"""

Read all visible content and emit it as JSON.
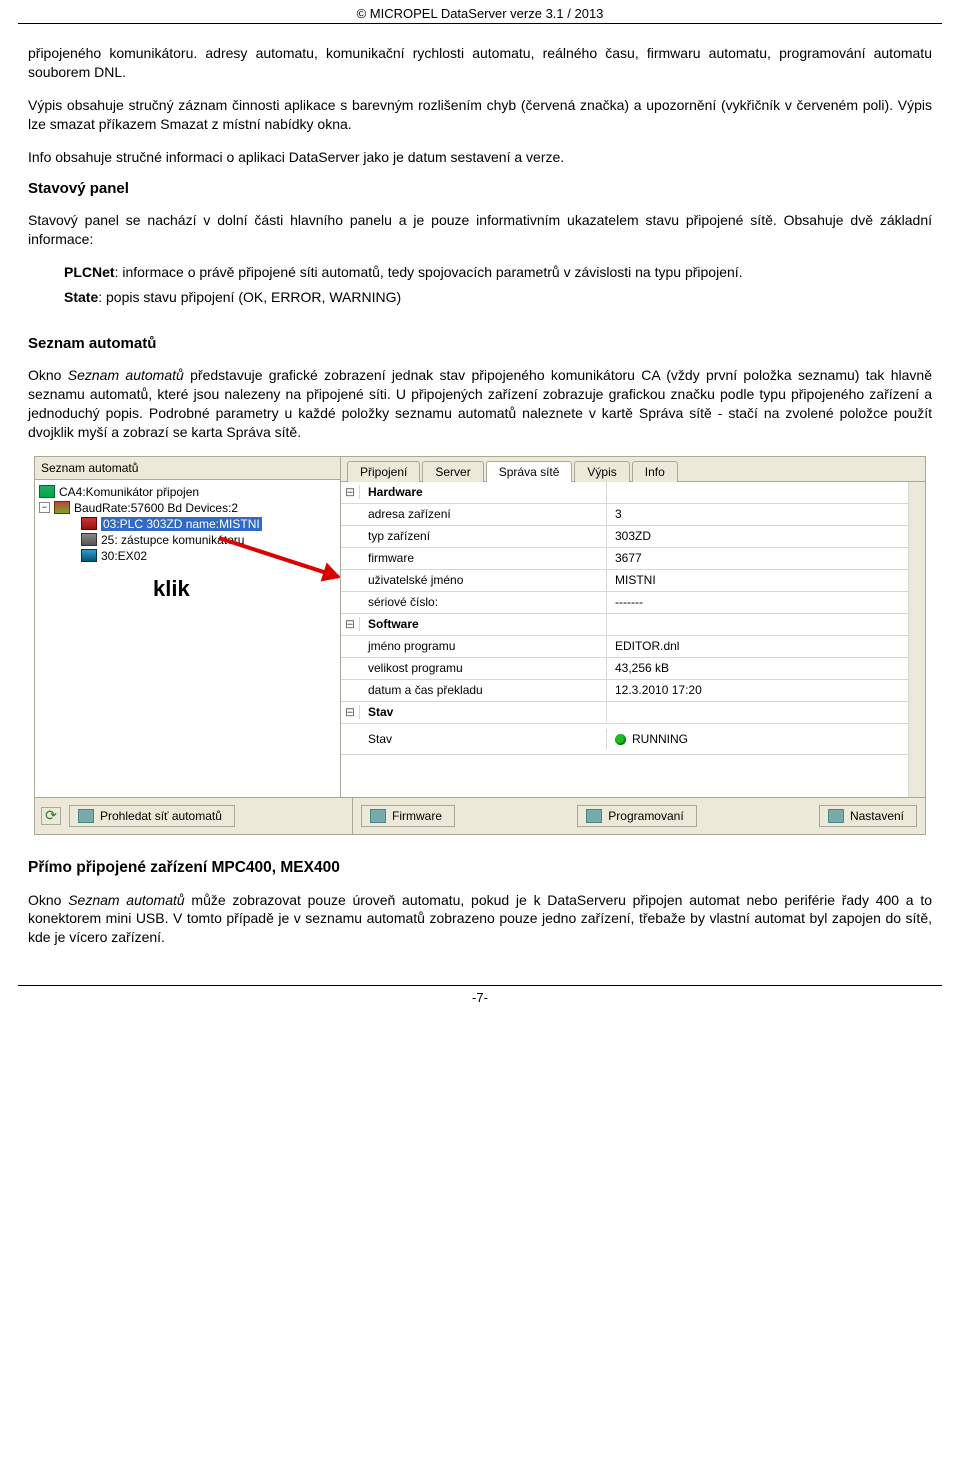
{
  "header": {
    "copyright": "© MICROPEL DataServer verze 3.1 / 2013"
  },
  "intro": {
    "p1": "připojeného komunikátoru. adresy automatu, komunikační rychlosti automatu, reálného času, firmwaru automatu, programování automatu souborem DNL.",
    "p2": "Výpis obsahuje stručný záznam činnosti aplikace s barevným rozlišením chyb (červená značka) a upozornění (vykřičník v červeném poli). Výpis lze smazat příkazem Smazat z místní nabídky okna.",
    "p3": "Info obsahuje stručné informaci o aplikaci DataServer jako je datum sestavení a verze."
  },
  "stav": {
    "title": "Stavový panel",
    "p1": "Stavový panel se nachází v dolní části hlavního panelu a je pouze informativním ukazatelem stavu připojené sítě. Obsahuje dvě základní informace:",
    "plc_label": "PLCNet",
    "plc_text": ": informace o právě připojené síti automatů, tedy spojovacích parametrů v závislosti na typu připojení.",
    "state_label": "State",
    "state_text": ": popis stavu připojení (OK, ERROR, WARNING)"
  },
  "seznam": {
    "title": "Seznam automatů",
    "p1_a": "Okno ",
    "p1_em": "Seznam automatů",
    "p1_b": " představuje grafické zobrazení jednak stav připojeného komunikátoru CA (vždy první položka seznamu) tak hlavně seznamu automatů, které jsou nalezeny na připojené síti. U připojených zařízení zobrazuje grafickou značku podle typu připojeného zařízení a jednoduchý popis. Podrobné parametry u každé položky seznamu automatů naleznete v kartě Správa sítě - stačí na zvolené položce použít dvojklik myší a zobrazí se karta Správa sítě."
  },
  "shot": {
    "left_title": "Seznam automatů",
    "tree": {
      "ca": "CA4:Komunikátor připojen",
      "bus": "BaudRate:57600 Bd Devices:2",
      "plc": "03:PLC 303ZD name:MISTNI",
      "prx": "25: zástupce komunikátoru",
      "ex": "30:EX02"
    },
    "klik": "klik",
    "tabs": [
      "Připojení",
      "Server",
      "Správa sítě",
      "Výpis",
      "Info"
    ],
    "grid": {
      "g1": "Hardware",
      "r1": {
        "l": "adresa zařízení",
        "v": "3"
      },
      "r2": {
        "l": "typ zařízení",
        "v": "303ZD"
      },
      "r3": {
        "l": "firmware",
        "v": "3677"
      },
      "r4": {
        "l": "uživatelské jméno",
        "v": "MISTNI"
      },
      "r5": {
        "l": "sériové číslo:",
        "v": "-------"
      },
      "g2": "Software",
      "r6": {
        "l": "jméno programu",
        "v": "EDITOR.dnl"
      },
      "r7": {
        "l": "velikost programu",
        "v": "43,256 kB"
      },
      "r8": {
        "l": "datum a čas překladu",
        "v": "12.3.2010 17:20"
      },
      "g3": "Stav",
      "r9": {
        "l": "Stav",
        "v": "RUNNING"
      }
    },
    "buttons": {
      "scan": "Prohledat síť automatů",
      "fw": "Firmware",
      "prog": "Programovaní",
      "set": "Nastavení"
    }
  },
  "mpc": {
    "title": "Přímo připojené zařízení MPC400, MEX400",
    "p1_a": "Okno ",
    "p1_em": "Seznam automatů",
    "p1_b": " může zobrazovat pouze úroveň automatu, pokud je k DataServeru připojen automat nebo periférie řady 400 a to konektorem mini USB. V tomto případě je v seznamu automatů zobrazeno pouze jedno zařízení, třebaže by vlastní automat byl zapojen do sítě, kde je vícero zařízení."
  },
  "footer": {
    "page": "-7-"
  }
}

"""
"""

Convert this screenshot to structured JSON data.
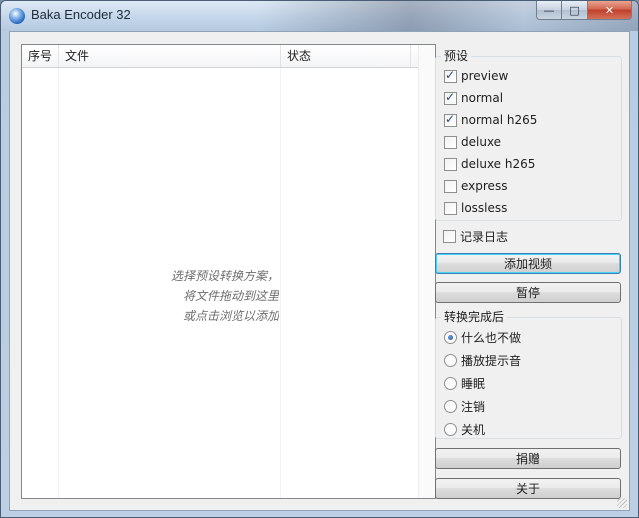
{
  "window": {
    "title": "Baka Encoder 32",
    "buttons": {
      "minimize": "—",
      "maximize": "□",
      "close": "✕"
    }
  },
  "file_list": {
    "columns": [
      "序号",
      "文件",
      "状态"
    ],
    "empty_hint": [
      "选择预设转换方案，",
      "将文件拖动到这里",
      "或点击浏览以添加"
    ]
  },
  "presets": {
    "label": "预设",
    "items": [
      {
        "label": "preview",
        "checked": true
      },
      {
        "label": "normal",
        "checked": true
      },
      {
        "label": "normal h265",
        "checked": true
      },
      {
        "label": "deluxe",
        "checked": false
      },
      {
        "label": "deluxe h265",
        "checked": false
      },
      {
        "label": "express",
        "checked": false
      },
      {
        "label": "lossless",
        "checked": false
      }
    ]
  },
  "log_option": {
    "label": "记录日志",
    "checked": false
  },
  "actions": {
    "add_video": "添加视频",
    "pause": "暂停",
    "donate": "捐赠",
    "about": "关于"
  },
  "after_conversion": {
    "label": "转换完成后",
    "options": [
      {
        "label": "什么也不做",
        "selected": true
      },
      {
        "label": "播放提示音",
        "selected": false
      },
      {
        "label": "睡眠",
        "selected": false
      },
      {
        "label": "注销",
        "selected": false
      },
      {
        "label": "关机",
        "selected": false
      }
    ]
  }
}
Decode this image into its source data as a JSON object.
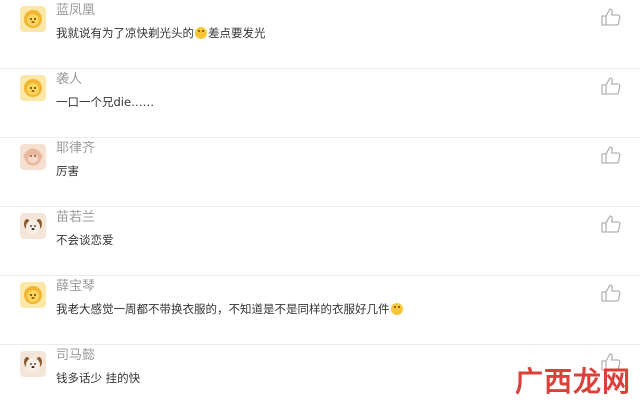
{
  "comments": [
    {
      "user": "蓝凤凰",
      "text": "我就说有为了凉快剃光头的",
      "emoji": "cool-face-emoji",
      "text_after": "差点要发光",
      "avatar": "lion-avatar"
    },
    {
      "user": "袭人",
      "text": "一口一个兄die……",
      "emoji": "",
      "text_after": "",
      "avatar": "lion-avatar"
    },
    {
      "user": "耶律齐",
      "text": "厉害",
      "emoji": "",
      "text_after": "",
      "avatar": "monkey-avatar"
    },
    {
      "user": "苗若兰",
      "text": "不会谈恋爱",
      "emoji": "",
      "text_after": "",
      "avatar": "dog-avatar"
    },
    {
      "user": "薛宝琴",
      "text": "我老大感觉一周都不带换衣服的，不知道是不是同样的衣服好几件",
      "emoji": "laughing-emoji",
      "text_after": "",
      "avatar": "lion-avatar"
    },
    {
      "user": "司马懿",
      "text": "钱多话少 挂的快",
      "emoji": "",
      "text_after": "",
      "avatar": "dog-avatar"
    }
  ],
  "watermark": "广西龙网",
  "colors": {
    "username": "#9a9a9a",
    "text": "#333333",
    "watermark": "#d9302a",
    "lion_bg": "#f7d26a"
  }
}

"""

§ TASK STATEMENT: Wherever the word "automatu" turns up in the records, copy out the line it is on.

§ TASK SOLUTION:
    "p1": "připojeného komunikátoru. adresy automatu, komunikační rychlosti automatu, reálného času, firmwaru automatu, programování automatu souborem DNL.",
    "p1_b": " může zobrazovat pouze úroveň automatu, pokud je k DataServeru připojen automat nebo periférie řady 400 a to konektorem mini USB. V tomto případě je v seznamu automatů zobrazeno pouze jedno zařízení, třebaže by vlastní automat byl zapojen do sítě, kde je vícero zařízení."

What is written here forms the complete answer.